Stephanie blushed. "Maybe a few. Some of them were surfing, and that was fun to watch. They were trying to show off, and ended up wiping out."
Kayla gave an indulgent smile, marveling at how fast her little girl had grown up. Stephanie continued her recap of her afternoon at the beach until they completed their meal, and then the teen ordered her mother to relax while she cleaned up the kitchen and loaded the dishwasher.
Left alone again, Kayla leaned back in the bistro chair and lifted her eyes from the city to the sky. The sun, glowing with a reddish tinge in the L.A. smog, was nestling against the western horizon. Soon, it would be twilight, but she knew the city lights would make it impossible to see the stars once darkness settled over the area.
Despondency settled over her again, and her mind drifted back to Salem, missing the clean air and the clear starry sky.

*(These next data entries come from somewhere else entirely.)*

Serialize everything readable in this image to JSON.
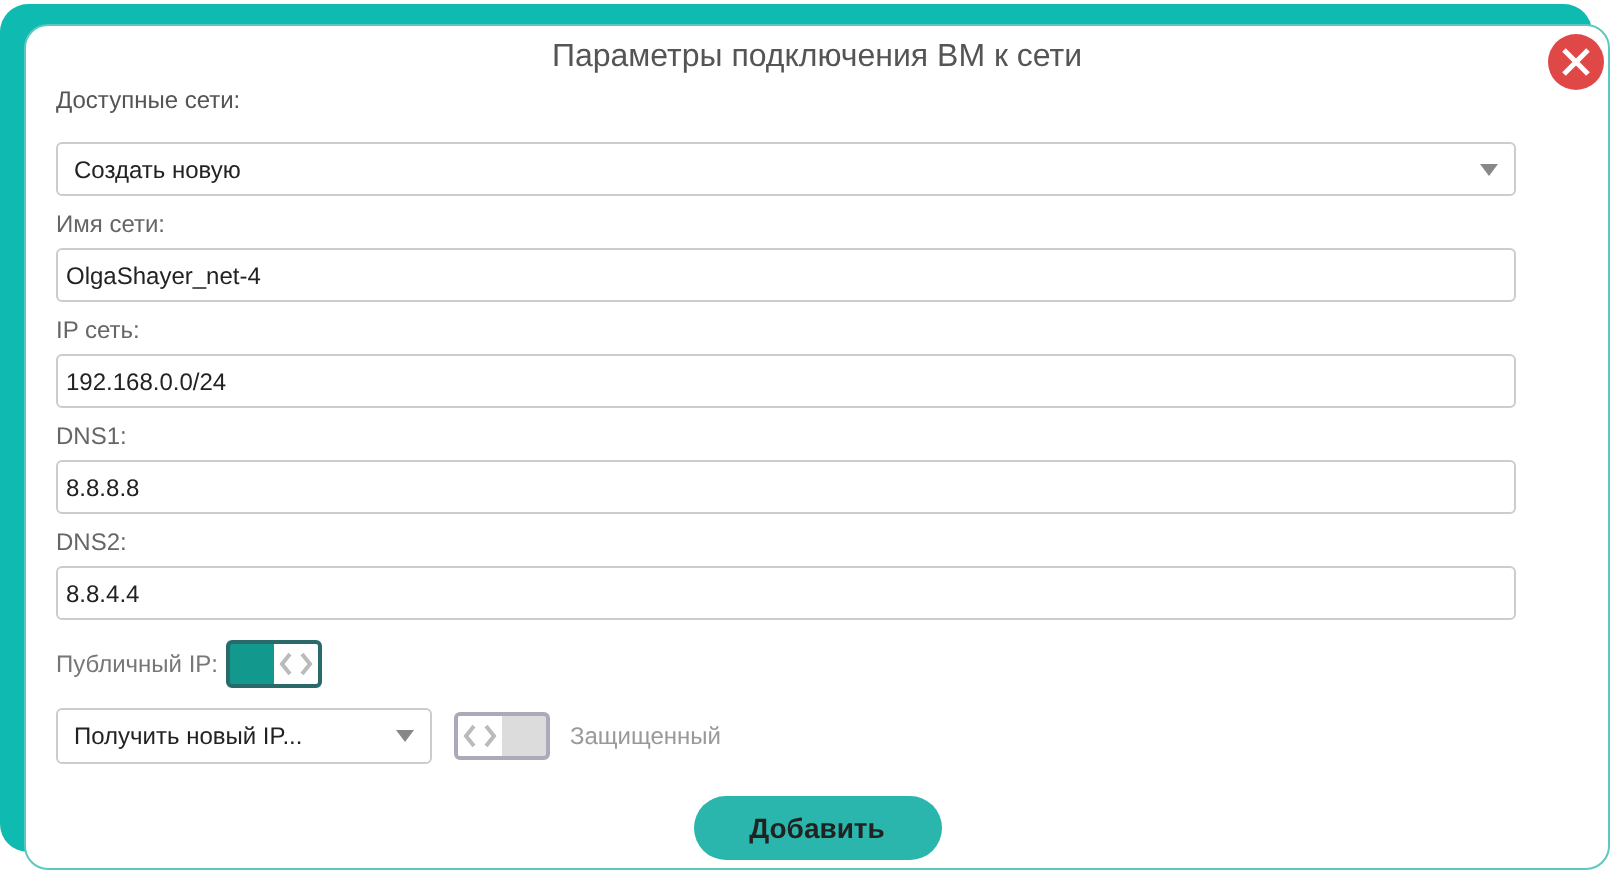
{
  "dialog": {
    "title": "Параметры подключения ВМ к сети"
  },
  "network_select": {
    "label": "Доступные сети:",
    "value": "Создать новую"
  },
  "fields": [
    {
      "label": "Имя сети:",
      "value": "OlgaShayer_net-4"
    },
    {
      "label": "IP сеть:",
      "value": "192.168.0.0/24"
    },
    {
      "label": "DNS1:",
      "value": "8.8.8.8"
    },
    {
      "label": "DNS2:",
      "value": "8.8.4.4"
    }
  ],
  "public_ip": {
    "label": "Публичный IP:",
    "on": true
  },
  "ip_select": {
    "value": "Получить новый IP..."
  },
  "protected": {
    "label": "Защищенный",
    "on": false
  },
  "submit_button": "Добавить"
}
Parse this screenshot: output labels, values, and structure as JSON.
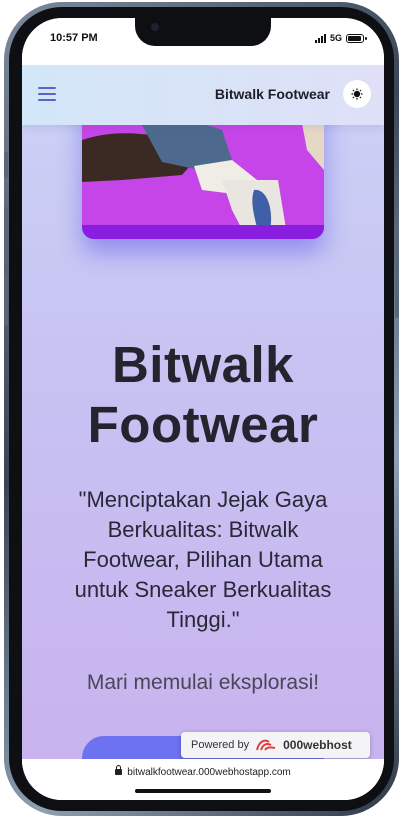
{
  "status_bar": {
    "time": "10:57 PM",
    "network": "5G"
  },
  "navbar": {
    "menu_icon": "hamburger-menu-icon",
    "brand": "Bitwalk Footwear",
    "toggle_icon": "theme-toggle-icon"
  },
  "hero": {
    "image": "sneaker-photo",
    "title_line1": "Bitwalk",
    "title_line2": "Footwear",
    "quote": "\"Menciptakan Jejak Gaya Berkualitas: Bitwalk Footwear, Pilihan Utama untuk Sneaker Berkualitas Tinggi.\"",
    "explore": "Mari memulai eksplorasi!"
  },
  "badge": {
    "powered_by": "Powered by",
    "host": "000webhost"
  },
  "browser": {
    "url": "bitwalkfootwear.000webhostapp.com"
  },
  "colors": {
    "accent": "#5a64c8",
    "hero_bg": "#c645e8",
    "cta": "#6c72f0"
  }
}
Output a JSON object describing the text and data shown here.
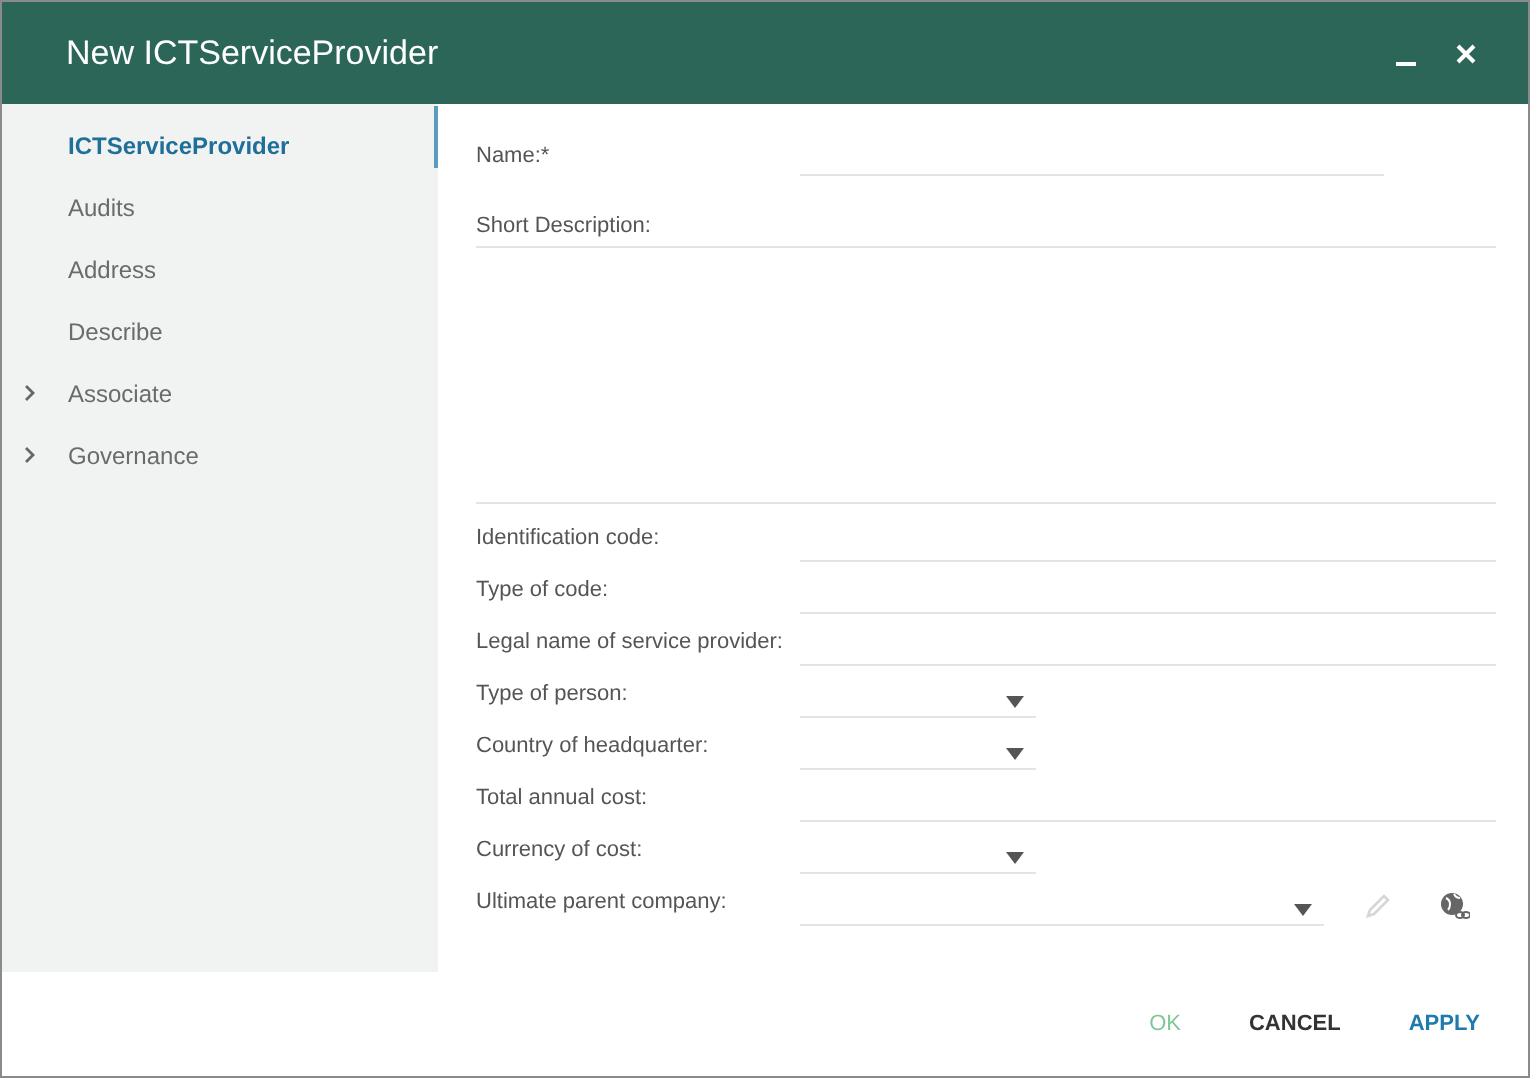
{
  "window": {
    "title": "New ICTServiceProvider"
  },
  "sidebar": {
    "items": [
      {
        "label": "ICTServiceProvider",
        "selected": true,
        "expandable": false
      },
      {
        "label": "Audits",
        "selected": false,
        "expandable": false
      },
      {
        "label": "Address",
        "selected": false,
        "expandable": false
      },
      {
        "label": "Describe",
        "selected": false,
        "expandable": false
      },
      {
        "label": "Associate",
        "selected": false,
        "expandable": true
      },
      {
        "label": "Governance",
        "selected": false,
        "expandable": true
      }
    ]
  },
  "form": {
    "name": {
      "label": "Name:*"
    },
    "short_description": {
      "label": "Short Description:"
    },
    "fields": [
      {
        "label": "Identification code:",
        "kind": "text"
      },
      {
        "label": "Type of code:",
        "kind": "text"
      },
      {
        "label": "Legal name of service provider:",
        "kind": "text"
      },
      {
        "label": "Type of person:",
        "kind": "select"
      },
      {
        "label": "Country of headquarter:",
        "kind": "select"
      },
      {
        "label": "Total annual cost:",
        "kind": "text"
      },
      {
        "label": "Currency of cost:",
        "kind": "select"
      },
      {
        "label": "Ultimate parent company:",
        "kind": "lookup"
      }
    ]
  },
  "buttons": [
    {
      "label": "OK",
      "kind": "confirm",
      "disabled": true
    },
    {
      "label": "CANCEL",
      "kind": "dismiss",
      "disabled": false
    },
    {
      "label": "APPLY",
      "kind": "apply",
      "disabled": false
    }
  ]
}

There was no denying the fact that she was homesick, but she was conflicted about going back there. Would the weight of the memories crush her, or lift her up?
Stephanie's suggestion of a week away from work had been unexpected, but it had reminded her of the fact that she had not taken a full week of vacation in several years, when she had taken her daughter on a nice trip to Hawaii. Now, she considered the fact that a week's vacation would be plenty of time to visit family and friends.
She had been thinking of home quite a lot since her mother had called last week, inviting her and Stephanie to come home for a family gathering. Kimberly, her older sister, would be there, presumably with her two children, Andrew and Jeannie, as would brothers Roman and Bo and their families.
The invitation had caught her by surprise, but, maintaining the distance she had created between herself and Salem over the past fifteen years, she had initially declined, stating occupational reasons. The hospital was short-staffed and getting away would be difficult, but that had been little more than a convenient excuse that had sounded phony, even as she had said the words. Going back to Salem, seeing all those places, reliving all those memories, had been unthinkable at the time. Now, however, after her talk with Ruthie in the break room and feasting on her mother's recipe for spaghetti sauce, and listening to the song that had been so much a part of her romance with Steve, she was giving serious consideration to the idea of yielding to the pull of her heart, of going home to visit her family . . . and visit the grave of her late husband.
But even as she considered the idea of a visit, her heart clenched with dread. The tug on her heart was the both joyous and painful, for Salem held so many memories of him, both good and bad. Maybe now was the time to face them. Maybe it was the last thread of healing that she needed.